While there are only a few brief graphic scenes that may be a cause of concern for parents with young children (one depicts a vicious black dog with red glowing eyes tugging at a bloodied corpse's neck), the rest of the movie focuses on storytelling. References to the occult or supernatural are condescendingly dismissed by Holmes as silly fables from locals who do not have all their facts straight.
Filled with suspense, surprises, and plot twists, most families will enjoy sinking their teeth into this splendid but not too scary Sherlock Holmes tale of mystery and adventure.
Discussion Ideas After The Movie
Teaching ideas and topics to discuss about The Hound Of The Baskervilles.
Legends and folk tales have been created by every culture. Some even serve a useful purpose. For example, the Inuit of Canada’s north keep their youngsters safe from danger by telling the story of Qallupilluq, a troll like creature that grabs children when they come too close to cracks in the sea ice. What are the fables of your forefathers?
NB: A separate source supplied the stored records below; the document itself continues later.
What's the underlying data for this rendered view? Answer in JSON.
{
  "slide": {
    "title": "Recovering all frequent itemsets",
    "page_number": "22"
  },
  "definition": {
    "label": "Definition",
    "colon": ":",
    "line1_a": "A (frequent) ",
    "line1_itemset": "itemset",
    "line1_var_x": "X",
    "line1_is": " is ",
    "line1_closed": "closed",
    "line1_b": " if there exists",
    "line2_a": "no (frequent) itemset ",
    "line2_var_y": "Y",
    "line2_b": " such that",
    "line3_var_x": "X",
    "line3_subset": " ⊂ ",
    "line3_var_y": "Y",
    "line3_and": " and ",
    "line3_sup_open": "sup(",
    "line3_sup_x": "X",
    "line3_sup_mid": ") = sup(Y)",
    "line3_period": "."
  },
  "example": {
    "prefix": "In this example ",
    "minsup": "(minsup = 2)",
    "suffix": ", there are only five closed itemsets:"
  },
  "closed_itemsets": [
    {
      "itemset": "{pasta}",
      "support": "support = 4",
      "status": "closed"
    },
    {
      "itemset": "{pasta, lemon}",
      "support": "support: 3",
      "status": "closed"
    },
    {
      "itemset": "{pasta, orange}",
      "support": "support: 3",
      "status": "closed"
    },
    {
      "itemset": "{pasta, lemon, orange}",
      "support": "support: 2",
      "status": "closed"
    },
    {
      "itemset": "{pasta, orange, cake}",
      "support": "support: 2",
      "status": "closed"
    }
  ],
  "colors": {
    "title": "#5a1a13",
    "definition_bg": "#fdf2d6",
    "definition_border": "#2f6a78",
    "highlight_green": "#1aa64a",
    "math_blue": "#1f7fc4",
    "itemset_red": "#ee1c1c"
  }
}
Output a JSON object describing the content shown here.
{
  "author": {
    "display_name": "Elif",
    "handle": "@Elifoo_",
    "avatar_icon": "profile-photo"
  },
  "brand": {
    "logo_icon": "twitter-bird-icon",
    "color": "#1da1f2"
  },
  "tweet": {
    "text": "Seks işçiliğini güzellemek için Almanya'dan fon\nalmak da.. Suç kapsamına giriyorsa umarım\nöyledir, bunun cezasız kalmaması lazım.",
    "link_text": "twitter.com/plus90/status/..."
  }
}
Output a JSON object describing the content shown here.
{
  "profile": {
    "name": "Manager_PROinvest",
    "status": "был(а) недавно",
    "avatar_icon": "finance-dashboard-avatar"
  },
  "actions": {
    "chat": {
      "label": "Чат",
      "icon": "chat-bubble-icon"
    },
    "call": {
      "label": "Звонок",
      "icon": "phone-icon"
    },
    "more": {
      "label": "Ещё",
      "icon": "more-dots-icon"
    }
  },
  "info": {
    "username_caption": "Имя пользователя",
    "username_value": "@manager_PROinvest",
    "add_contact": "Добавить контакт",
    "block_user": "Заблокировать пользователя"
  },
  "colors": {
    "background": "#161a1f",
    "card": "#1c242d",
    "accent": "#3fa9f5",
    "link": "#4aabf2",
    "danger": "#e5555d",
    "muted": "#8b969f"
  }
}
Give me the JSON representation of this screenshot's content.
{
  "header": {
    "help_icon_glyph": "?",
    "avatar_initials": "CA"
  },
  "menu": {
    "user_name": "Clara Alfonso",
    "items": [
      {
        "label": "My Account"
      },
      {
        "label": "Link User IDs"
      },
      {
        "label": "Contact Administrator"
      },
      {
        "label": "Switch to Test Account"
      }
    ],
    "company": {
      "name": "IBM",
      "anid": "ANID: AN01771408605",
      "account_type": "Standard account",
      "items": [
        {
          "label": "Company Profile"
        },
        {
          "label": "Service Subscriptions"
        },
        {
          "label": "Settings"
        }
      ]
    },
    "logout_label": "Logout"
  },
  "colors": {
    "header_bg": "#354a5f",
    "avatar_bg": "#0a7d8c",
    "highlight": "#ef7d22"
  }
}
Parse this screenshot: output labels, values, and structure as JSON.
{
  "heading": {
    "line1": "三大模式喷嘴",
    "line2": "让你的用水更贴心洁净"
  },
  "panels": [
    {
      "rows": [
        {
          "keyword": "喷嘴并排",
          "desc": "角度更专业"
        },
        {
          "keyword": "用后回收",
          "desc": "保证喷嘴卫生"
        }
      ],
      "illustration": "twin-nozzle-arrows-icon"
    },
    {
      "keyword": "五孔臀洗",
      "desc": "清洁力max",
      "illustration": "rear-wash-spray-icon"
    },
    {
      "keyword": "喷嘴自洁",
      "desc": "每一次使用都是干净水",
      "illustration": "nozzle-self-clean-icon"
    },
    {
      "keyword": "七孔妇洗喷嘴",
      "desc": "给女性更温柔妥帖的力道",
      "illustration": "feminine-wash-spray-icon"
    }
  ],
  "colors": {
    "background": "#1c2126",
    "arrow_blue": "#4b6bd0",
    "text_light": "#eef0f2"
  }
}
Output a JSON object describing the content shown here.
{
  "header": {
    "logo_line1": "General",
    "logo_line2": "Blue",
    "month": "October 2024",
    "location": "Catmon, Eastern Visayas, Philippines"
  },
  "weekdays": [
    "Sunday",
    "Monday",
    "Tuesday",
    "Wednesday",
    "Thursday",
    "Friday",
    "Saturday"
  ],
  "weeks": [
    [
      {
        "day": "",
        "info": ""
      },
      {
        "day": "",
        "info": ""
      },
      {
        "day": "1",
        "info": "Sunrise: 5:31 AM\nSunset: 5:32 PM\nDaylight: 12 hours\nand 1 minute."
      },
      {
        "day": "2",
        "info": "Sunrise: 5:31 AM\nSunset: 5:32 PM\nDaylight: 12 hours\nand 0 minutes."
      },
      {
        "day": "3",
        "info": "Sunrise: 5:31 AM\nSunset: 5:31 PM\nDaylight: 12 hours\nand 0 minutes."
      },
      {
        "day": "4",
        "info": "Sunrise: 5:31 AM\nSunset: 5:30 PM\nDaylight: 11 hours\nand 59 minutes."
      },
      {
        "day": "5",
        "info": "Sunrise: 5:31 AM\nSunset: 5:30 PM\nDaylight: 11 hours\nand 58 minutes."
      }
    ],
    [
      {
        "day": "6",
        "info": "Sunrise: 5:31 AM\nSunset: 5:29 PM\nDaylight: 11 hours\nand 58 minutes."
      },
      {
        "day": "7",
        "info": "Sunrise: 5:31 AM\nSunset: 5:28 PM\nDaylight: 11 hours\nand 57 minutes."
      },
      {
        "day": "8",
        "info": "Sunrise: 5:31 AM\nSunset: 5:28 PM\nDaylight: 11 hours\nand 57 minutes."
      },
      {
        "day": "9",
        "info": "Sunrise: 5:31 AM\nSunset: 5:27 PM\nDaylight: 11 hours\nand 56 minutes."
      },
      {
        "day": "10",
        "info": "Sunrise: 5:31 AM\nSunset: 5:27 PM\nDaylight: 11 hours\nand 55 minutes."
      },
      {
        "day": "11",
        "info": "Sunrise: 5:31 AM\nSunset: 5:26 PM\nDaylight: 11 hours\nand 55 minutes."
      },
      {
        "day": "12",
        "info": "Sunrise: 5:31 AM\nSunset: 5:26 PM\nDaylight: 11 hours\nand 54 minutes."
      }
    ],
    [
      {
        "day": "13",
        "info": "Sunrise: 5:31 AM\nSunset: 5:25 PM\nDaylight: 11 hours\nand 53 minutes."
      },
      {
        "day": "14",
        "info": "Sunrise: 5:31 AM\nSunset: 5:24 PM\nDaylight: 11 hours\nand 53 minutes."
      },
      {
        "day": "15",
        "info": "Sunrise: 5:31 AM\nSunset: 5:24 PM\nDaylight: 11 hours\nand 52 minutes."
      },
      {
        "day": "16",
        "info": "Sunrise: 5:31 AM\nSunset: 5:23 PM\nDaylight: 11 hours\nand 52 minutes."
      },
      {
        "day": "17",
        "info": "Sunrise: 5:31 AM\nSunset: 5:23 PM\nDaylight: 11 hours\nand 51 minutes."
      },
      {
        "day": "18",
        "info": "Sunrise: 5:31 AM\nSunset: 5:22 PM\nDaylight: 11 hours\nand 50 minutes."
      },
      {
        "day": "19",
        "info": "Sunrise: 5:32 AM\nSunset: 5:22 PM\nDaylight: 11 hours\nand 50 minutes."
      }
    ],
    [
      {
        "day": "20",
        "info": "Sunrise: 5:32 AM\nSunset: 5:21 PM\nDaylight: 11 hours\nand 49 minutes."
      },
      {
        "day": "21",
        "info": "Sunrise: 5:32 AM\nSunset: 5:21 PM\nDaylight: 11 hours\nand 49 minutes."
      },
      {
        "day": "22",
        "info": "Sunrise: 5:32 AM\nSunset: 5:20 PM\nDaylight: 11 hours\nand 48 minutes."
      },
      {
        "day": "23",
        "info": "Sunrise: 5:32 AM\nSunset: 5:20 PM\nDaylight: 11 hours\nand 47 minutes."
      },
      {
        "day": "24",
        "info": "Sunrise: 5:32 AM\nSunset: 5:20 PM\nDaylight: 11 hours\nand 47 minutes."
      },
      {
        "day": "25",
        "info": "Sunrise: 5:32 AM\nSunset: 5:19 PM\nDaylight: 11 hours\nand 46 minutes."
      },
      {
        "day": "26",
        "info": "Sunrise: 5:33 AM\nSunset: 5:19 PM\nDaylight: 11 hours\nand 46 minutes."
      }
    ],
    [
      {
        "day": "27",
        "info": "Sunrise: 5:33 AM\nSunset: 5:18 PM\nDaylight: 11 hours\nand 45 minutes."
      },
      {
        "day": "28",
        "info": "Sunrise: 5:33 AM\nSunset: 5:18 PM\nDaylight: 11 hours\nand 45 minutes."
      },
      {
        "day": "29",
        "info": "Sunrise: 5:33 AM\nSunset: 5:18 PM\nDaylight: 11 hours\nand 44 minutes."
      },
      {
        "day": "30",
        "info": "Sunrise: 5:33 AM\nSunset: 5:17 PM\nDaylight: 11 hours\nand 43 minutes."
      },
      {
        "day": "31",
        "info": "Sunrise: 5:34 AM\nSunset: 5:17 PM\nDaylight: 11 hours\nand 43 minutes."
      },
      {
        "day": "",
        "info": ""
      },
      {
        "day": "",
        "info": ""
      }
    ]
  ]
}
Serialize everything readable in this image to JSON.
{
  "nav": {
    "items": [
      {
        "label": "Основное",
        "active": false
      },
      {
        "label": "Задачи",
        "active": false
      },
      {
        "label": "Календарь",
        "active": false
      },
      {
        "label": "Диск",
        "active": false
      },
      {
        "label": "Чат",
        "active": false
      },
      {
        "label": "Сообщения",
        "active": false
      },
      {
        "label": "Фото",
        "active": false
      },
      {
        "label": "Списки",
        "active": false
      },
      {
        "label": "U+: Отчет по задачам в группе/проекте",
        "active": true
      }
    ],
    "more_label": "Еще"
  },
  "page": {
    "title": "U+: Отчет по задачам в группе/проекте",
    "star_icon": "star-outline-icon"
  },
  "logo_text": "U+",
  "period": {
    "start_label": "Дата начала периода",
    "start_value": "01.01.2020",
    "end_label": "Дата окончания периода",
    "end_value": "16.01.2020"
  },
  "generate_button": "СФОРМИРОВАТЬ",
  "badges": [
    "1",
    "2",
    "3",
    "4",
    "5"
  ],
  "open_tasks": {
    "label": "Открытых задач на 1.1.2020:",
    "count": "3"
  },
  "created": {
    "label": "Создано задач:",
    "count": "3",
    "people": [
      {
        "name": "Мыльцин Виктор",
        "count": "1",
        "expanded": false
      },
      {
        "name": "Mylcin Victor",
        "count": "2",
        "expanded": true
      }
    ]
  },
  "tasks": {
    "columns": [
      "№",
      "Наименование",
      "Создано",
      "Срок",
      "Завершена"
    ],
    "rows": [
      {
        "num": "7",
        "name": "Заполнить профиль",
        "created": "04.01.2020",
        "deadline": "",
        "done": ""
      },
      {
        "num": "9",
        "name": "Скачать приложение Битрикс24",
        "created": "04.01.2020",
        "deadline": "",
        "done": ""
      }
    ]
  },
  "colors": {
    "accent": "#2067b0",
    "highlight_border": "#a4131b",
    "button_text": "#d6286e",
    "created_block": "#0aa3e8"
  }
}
Sherlock Holmes is the creation of Sir Arthur Conan Doyle. To learn more about this fictitious sleuth, www.sherlockian.net provides answers to every conceivable question through links to numerous sources of information. You can also visit the famous residence turned museum at www.sherlock-holmes.co.uk.
Looking for another whodunit? Try Rear Window.